Helen Yeomans


“When I was at school I was persuaded to take an academic path and somehow ended up with a degree in Geography. This was followed by careers in fashion retailing and buying and running my own restaurant in Brixton, London. Satisfying to a degree and successful, but I was always left ‘wanting’ and searching for more fulfilment.”


What inspired you to leap from fashion, restaurants and motherhood into music? In my 30’s I had children (I have four now) and it was after the birth of my second child, Max, that I had an urge to sing. Nervously, I joined a local community choir in Totnes where I had moved to and…bam! The first day of the rest of my life. Not only did I discover I could sing and harmonise but also write music and teach. Thus was born Glorious Chorus, my performance choir, Thula Mama and many more vocal enterprises.

Tell me about your journey to get there. I had learned to play musical instruments as a child but given up all music at 13 to fit in at school. When, after 25 years of doing no music, I re-found my musicality at 37 years of age, I had to ‘relearn’ all my theory in order to write and teach. I started out playing around on a second hand piano I bought soon after starting singing and experimented with song-writing. I would sing into a tape machine, then play it back and improvise harmonies into another machine. Seriously low-tech! I would write the scores out in pencil, working out the method from my old piano books, then write over it in ink and dash down to the photocopier to make copies ready for teaching the choir.

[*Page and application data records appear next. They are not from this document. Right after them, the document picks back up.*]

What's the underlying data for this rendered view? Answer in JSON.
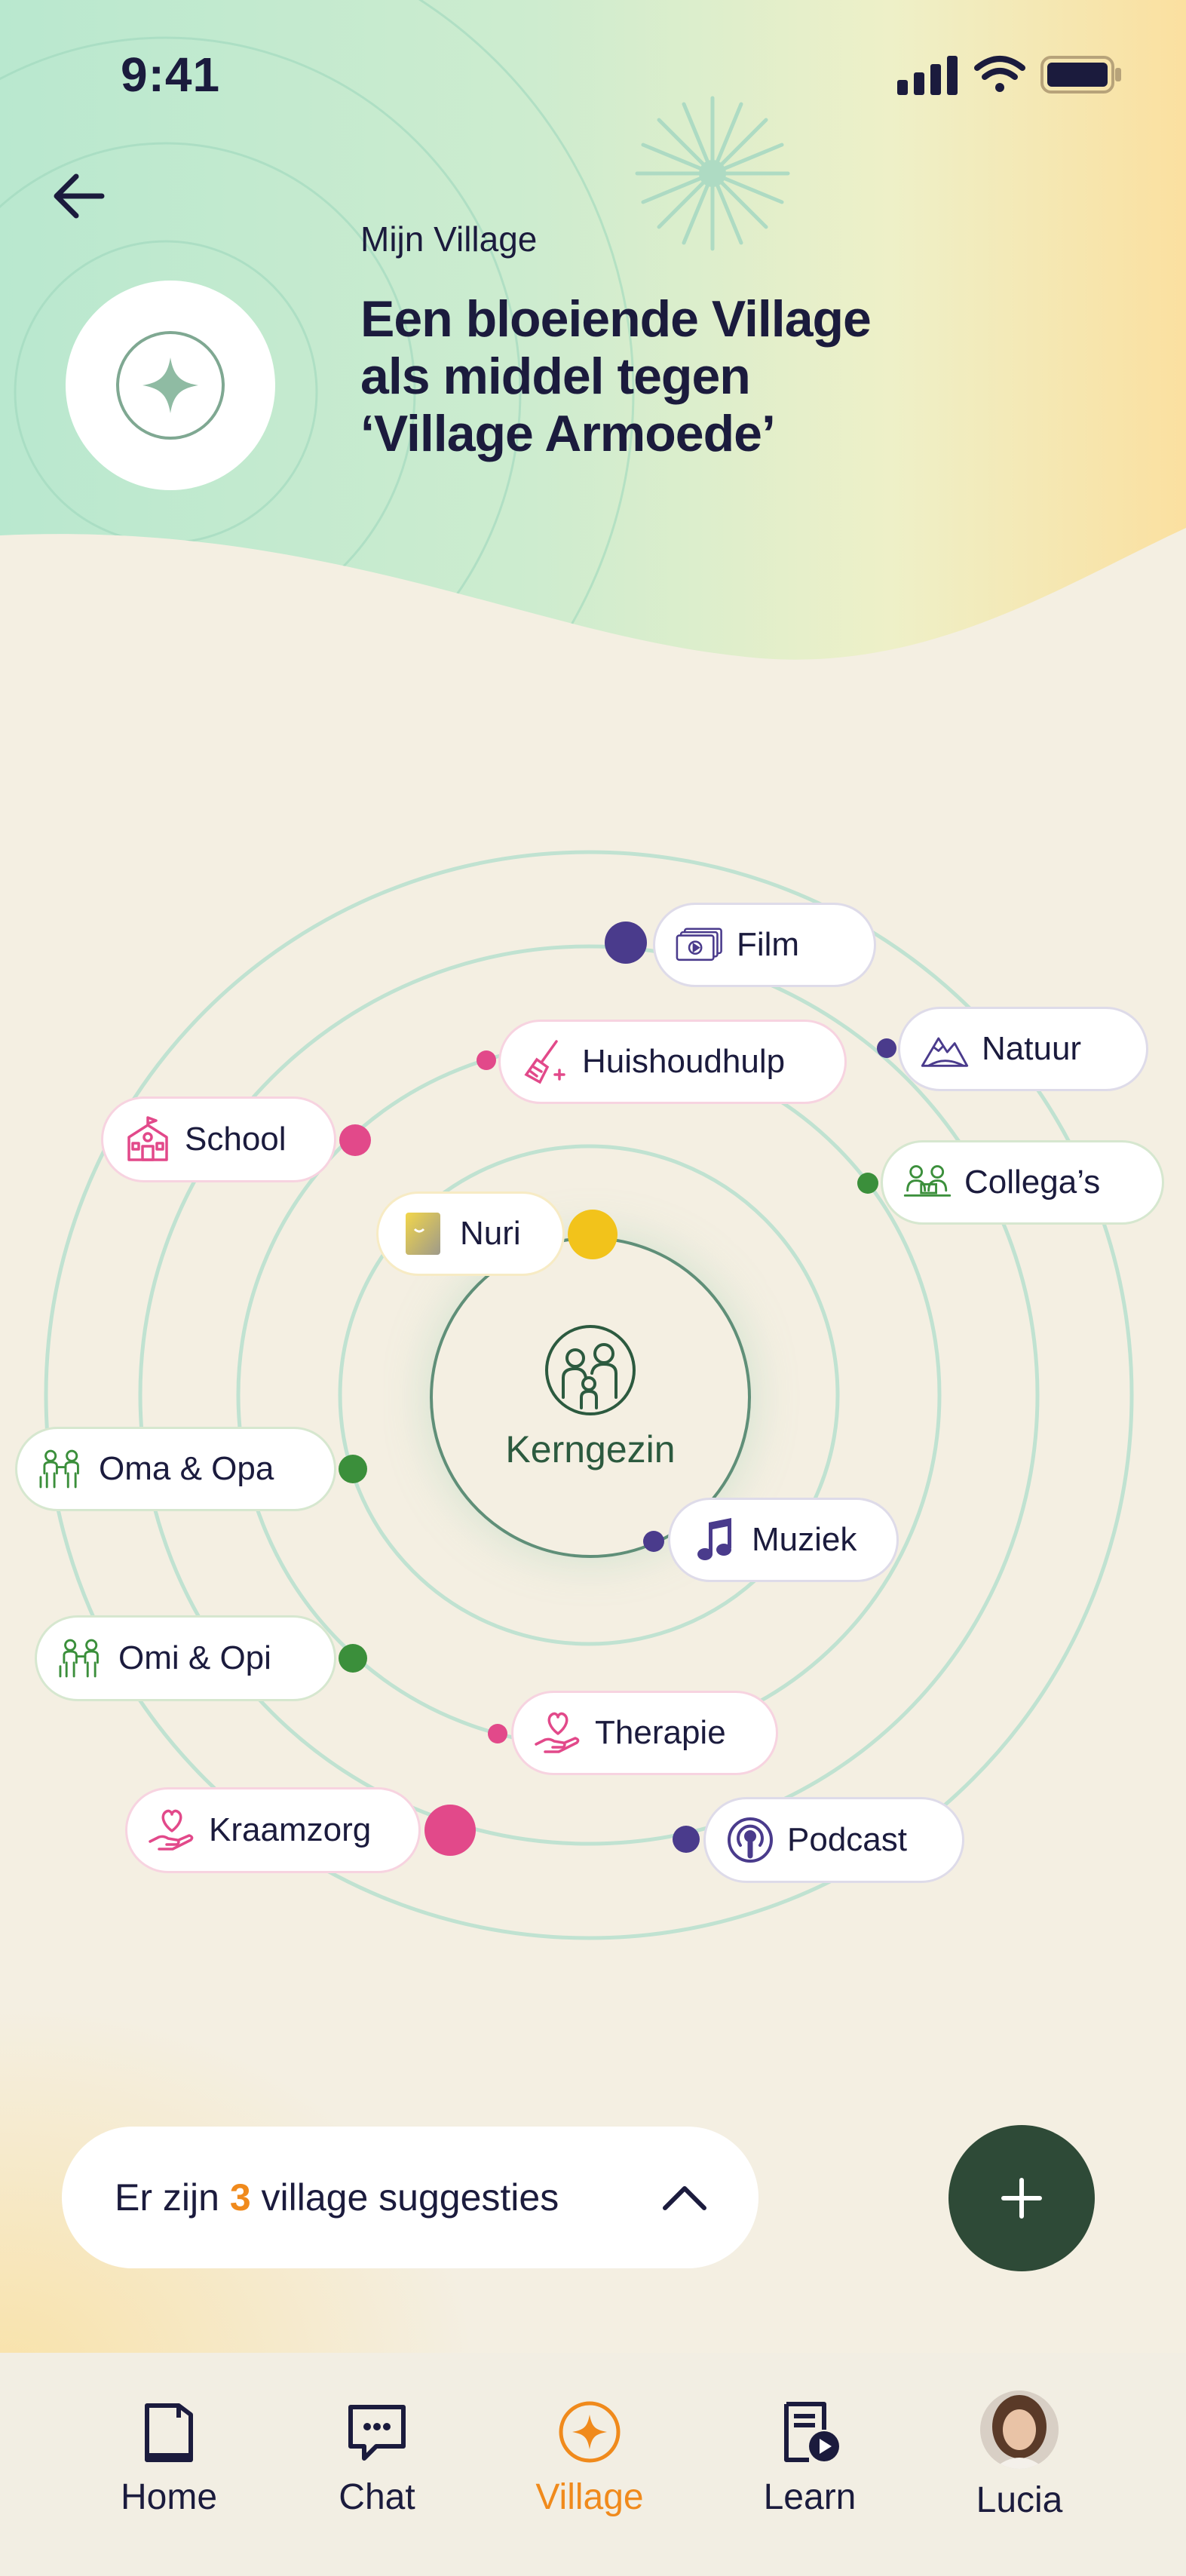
{
  "status_bar": {
    "time": "9:41"
  },
  "header": {
    "section_label": "Mijn Village",
    "title_lines": [
      "Een bloeiende Village",
      "als middel tegen",
      "‘Village Armoede’"
    ]
  },
  "village": {
    "center_label": "Kerngezin",
    "nodes": [
      {
        "label": "Film",
        "icon": "film-icon",
        "color": "#4a3b8c"
      },
      {
        "label": "Natuur",
        "icon": "mountain-icon",
        "color": "#4a3b8c"
      },
      {
        "label": "Huishoudhulp",
        "icon": "broom-icon",
        "color": "#e2498a"
      },
      {
        "label": "School",
        "icon": "school-icon",
        "color": "#e2498a"
      },
      {
        "label": "Collega’s",
        "icon": "colleagues-icon",
        "color": "#3b8f3b"
      },
      {
        "label": "Nuri",
        "icon": "nuri-photo",
        "color": "#f2c31b"
      },
      {
        "label": "Oma & Opa",
        "icon": "grandparents-icon",
        "color": "#3b8f3b"
      },
      {
        "label": "Muziek",
        "icon": "music-note-icon",
        "color": "#4a3b8c"
      },
      {
        "label": "Omi & Opi",
        "icon": "grandparents-icon",
        "color": "#3b8f3b"
      },
      {
        "label": "Therapie",
        "icon": "heart-hand-icon",
        "color": "#e2498a"
      },
      {
        "label": "Kraamzorg",
        "icon": "heart-hand-icon",
        "color": "#e2498a"
      },
      {
        "label": "Podcast",
        "icon": "podcast-icon",
        "color": "#4a3b8c"
      }
    ]
  },
  "suggestions": {
    "prefix": "Er zijn ",
    "count": "3",
    "suffix": " village suggesties"
  },
  "nav": {
    "items": [
      {
        "label": "Home",
        "icon": "book-icon"
      },
      {
        "label": "Chat",
        "icon": "chat-icon"
      },
      {
        "label": "Village",
        "icon": "village-star-icon"
      },
      {
        "label": "Learn",
        "icon": "learn-video-icon"
      },
      {
        "label": "Lucia",
        "icon": "avatar"
      }
    ],
    "active": "Village"
  },
  "colors": {
    "accent": "#f08a1c",
    "ring": "#bfe0cf",
    "dark_green": "#2e4a37",
    "text": "#1b1b3d"
  }
}
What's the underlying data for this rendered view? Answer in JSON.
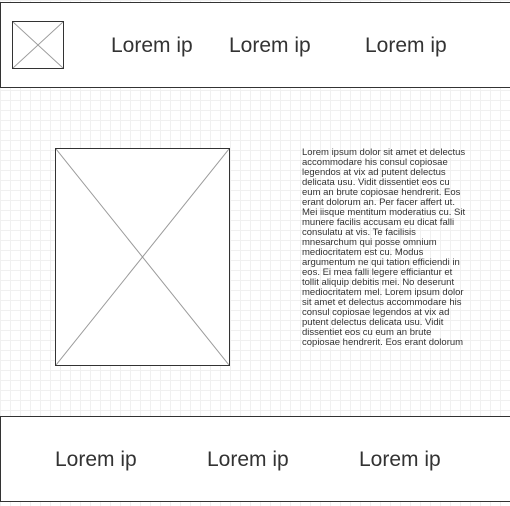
{
  "header": {
    "nav_items": [
      {
        "label": "Lorem ip"
      },
      {
        "label": "Lorem ip"
      },
      {
        "label": "Lorem ip"
      }
    ]
  },
  "main": {
    "paragraph": "Lorem ipsum dolor sit amet et delectus accommodare his consul copiosae legendos at vix ad putent delectus delicata usu. Vidit dissentiet eos cu eum an brute copiosae hendrerit. Eos erant dolorum an. Per facer affert ut. Mei iisque mentitum moderatius cu. Sit munere facilis accusam eu dicat falli consulatu at vis. Te facilisis mnesarchum qui posse omnium mediocritatem est cu. Modus argumentum ne qui tation efficiendi in eos. Ei mea falli legere efficiantur et tollit aliquip debitis mei. No deserunt mediocritatem mel. Lorem ipsum dolor sit amet et delectus accommodare his consul copiosae legendos at vix ad putent delectus delicata usu. Vidit dissentiet eos cu eum an brute copiosae hendrerit. Eos erant dolorum"
  },
  "footer": {
    "nav_items": [
      {
        "label": "Lorem ip"
      },
      {
        "label": "Lorem ip"
      },
      {
        "label": "Lorem ip"
      }
    ]
  }
}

My first song, Chanson, became an encore hit and soon I was writing more and more songs and it was time to start my own choir. At the same time I decided that I wanted to share my love of music with other mothers with babies and so I created Thula Mama, a singing group for mothers with pre-crawling babies. It is now celebrating its 10th anniversary and has franchise groups around the UK.

What helped you to do this? A piano, and faith in a musicality I realised I’d always had. My new partner at the time was also a music technician and helped me eventually set up a computer with music software which made my song-writing easier. I also taught myself how to use scoring software so bye-bye to writing manuscripts by hand! I believe that everyone can sing. I start with that premise and never entertain the idea that someone really can’t sing. I believe that when you act this out it just dissolves people’s lack of confidence.

Did you have doubts at any point and if so how did you overcome them? The minute I walked into that first night of the community choir back in 1999 started singing and heard this big sound, 40 people singing in harmony together, I felt truly born again. Everything in my life before that moment felt totally irrelevant. I’ve never doubted my ability in song-writing or teaching. When you’re doing what you should be doing, what fires your passion, when you’re in full blossom, obstacles just feel like stepping stones. I feel rich though I’m not materially. If anything, the only problem has been the distracting nature of this passion and how that affects family life/relationships.

What was the biggest obstacle and how did you manage it? Marrying my work with family and relationships. It’s the curse of all creative people. How can you finish reading a story to your children when all you can think of is completing the final phrase of a brilliant new song?! I’m sure that every creative master has had a ‘wife’ or adoring muse and never had to be distracted by nappies or sleepless nights. I didn’t overcome this problem.

The other obstacle I faced was the cost of professional PR which costs thousands of pounds. I overcame this partly, and that was by luck. Chris Evans, the Radio 2 DJ, just happened to read a tiny piece in the London Metro about me which ended up with me being interviewed by him on prime time radio in 2008. This gave me a real publicity boost which I then supplemented a few years later with a bank loan to fund further PR from my side.

What advice would you give to others? Do work that brings you joy (even if it has to be supplemented with some that doesn’t, to pay the bills). The wealth you feel by working with your passion is just as fulfilling and valid as financial wealth. Also, don’t forget about enjoying your family – it’s hard being self-employed as it can be 24/7 if you want it to be. I learnt to put a throw over my computer when the kids came home from school to help me separate from my working self! Finally….get a cleaner. Best money you’ll spend all week.

What next? More Thula Mama franchises are due to start (Manchester and Wimbledon). I also want to start marketing my original songs for choirs, something I’ve never done. I’d also like to make money without having to leave the house and travel more running singing workshops.

What else? All mothers with babies – check out www.thulamama.co.uk for the ultimate music to soothe and put your baby to sleep to. You’ll love it too! All singers visit www.gloriouschorus.co.uk. for the fabulous Glorious Chorus.